What songs are on your Encourage Thyself playlist?  


In the course of doing research for the next novel I am going to write, I came across Eric Blehm’s excpetional biography of Navy SEAL Adam Brown, Fearless: The Undaunted Courage and Ultimate Sacrifice of Navy SEAL Team Six Operator Adam Brown. Adam’s life is a prime example of what makes a man truly great. While it is a true feat to achieve all the accomplishments, accolades, and awards that Adam did while a Navy SEAL, it is his heart that is his greatness. This book is one which will encourage as well as inspire you to greatness, too. That’s why I am giving a copy of it away here at Whiskers On Kittens. Truly, I’d love to be able to give it to every single reader of this blog, but I am unable to that. Simply (1) subscribe and (2) leave a comment at the bottom of The Eternal Significance post (link at the bottom) telling me why this is a book you’re interested in reading. The giveaway is open to all residents in the United States, United Kingdom, and Australia from today, November 11, 2018 to November 28, 2018at 11:59 PM (CT). Winner will be announced on November 30, 2018 via email.

I will also be donating several books to the Adam Brown Legacy Foundation as per Kelley Brown’s (Adam’s wife) request:

“So many of you have asked us, “What can I do to help you, your kids, your family, financially or otherwise?” Well, what we really want to do is continue to share Adam’s story across the nation and around the world.

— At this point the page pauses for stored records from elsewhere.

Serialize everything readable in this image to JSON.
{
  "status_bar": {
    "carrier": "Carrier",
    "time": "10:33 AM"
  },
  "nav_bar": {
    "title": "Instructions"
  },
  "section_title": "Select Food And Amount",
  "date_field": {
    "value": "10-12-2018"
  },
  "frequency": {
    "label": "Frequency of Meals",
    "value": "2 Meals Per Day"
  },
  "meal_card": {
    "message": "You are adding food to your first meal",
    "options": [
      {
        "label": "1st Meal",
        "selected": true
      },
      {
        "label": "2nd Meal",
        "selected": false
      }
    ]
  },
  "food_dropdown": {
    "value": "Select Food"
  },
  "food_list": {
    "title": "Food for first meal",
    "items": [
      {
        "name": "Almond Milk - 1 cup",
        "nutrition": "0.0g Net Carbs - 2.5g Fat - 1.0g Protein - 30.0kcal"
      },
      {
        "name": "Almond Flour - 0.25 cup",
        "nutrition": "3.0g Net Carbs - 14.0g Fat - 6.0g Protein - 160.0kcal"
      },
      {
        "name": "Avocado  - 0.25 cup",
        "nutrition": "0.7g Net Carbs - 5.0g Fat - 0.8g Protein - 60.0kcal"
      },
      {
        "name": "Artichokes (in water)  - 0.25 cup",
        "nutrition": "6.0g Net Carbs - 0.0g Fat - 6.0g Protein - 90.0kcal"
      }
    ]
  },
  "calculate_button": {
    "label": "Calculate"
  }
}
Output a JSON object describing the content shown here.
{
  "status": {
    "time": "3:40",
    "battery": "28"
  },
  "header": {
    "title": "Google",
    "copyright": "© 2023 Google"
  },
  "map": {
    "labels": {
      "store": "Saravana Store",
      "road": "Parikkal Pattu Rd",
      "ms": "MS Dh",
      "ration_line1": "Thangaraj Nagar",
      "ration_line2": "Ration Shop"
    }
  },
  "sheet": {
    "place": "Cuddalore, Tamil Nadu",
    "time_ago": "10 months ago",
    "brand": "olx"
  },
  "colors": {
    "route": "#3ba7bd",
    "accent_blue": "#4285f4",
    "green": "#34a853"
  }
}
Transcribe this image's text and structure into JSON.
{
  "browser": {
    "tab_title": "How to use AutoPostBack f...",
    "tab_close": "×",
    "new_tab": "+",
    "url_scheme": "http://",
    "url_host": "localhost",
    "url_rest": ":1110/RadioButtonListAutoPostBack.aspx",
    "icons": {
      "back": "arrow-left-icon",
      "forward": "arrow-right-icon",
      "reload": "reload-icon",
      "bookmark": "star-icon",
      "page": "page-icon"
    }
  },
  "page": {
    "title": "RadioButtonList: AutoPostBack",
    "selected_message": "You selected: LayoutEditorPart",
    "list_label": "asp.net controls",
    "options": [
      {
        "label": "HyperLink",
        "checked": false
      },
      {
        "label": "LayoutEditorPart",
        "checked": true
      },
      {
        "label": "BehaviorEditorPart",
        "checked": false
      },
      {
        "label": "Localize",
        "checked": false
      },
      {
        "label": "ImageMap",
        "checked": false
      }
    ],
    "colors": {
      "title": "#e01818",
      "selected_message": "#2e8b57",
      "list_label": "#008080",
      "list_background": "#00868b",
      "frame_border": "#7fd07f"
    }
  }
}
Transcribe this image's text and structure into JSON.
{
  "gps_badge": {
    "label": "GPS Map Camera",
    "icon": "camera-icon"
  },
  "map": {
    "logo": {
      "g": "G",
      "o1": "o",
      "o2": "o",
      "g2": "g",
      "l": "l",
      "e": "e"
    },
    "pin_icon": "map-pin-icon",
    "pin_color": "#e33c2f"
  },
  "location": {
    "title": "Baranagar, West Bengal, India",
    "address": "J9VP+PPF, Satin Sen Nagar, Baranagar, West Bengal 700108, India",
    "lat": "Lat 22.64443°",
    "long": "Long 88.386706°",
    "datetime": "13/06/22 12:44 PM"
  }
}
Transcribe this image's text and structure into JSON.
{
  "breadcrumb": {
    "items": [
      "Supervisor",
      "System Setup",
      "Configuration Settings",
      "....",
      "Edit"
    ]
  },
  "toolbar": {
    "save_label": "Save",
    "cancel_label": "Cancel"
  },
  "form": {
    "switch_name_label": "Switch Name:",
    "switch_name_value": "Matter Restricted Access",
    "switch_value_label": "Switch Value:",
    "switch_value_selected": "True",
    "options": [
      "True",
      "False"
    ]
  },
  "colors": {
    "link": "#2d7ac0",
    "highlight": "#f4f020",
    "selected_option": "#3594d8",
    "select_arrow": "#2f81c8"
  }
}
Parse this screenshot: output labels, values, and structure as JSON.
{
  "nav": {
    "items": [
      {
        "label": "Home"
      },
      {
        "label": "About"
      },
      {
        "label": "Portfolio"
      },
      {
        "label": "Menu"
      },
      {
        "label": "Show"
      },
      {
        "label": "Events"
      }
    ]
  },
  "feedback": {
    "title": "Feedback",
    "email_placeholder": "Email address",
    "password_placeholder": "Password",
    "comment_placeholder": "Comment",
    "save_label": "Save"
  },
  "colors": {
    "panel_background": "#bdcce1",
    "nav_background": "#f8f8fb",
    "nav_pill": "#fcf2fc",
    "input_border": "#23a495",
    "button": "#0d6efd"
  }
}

We want to be sure we get a copy of FEARLESS into the hands of everybody who might need some help getting out of their own dark place, just like Adam did once upon a time. We know his story will inspire them to never give up, to keep getting up when they’re knocked down, and to live fearlessly. Nothing can convey that message better than the book itself.”

If you’re familiar with Adam Brown’s story, or simply wish to reach out and help the family of a man who died in service to this nation, I encourage you to donate a copy of the book, too. Kelley’s letter gives lots of details how you can do just that.